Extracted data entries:
=== Begin Enclosure ===
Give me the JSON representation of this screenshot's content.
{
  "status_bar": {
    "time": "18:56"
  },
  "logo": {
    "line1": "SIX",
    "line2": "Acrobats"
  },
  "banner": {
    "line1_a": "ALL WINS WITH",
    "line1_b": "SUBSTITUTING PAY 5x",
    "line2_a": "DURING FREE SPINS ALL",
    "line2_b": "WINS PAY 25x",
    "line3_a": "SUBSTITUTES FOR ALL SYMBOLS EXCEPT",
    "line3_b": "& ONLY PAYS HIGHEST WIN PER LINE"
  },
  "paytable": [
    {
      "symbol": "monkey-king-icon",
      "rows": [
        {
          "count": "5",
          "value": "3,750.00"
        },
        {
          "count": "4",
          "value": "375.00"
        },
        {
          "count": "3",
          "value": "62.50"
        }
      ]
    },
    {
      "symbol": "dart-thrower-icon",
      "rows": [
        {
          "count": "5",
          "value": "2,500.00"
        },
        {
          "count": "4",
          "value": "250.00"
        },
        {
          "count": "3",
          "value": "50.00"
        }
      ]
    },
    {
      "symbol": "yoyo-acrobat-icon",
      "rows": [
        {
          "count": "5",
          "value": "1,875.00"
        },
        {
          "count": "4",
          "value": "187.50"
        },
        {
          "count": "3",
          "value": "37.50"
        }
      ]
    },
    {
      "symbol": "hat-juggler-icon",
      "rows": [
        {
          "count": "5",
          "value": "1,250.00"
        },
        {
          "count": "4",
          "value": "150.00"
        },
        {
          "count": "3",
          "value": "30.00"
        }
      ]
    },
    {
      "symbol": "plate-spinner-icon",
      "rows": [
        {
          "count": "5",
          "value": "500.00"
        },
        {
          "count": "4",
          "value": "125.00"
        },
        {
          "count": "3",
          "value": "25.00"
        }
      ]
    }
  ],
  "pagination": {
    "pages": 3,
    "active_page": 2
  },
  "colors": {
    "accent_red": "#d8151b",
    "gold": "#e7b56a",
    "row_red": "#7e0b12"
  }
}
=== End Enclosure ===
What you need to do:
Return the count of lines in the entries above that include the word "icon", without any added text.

Result of the task:
5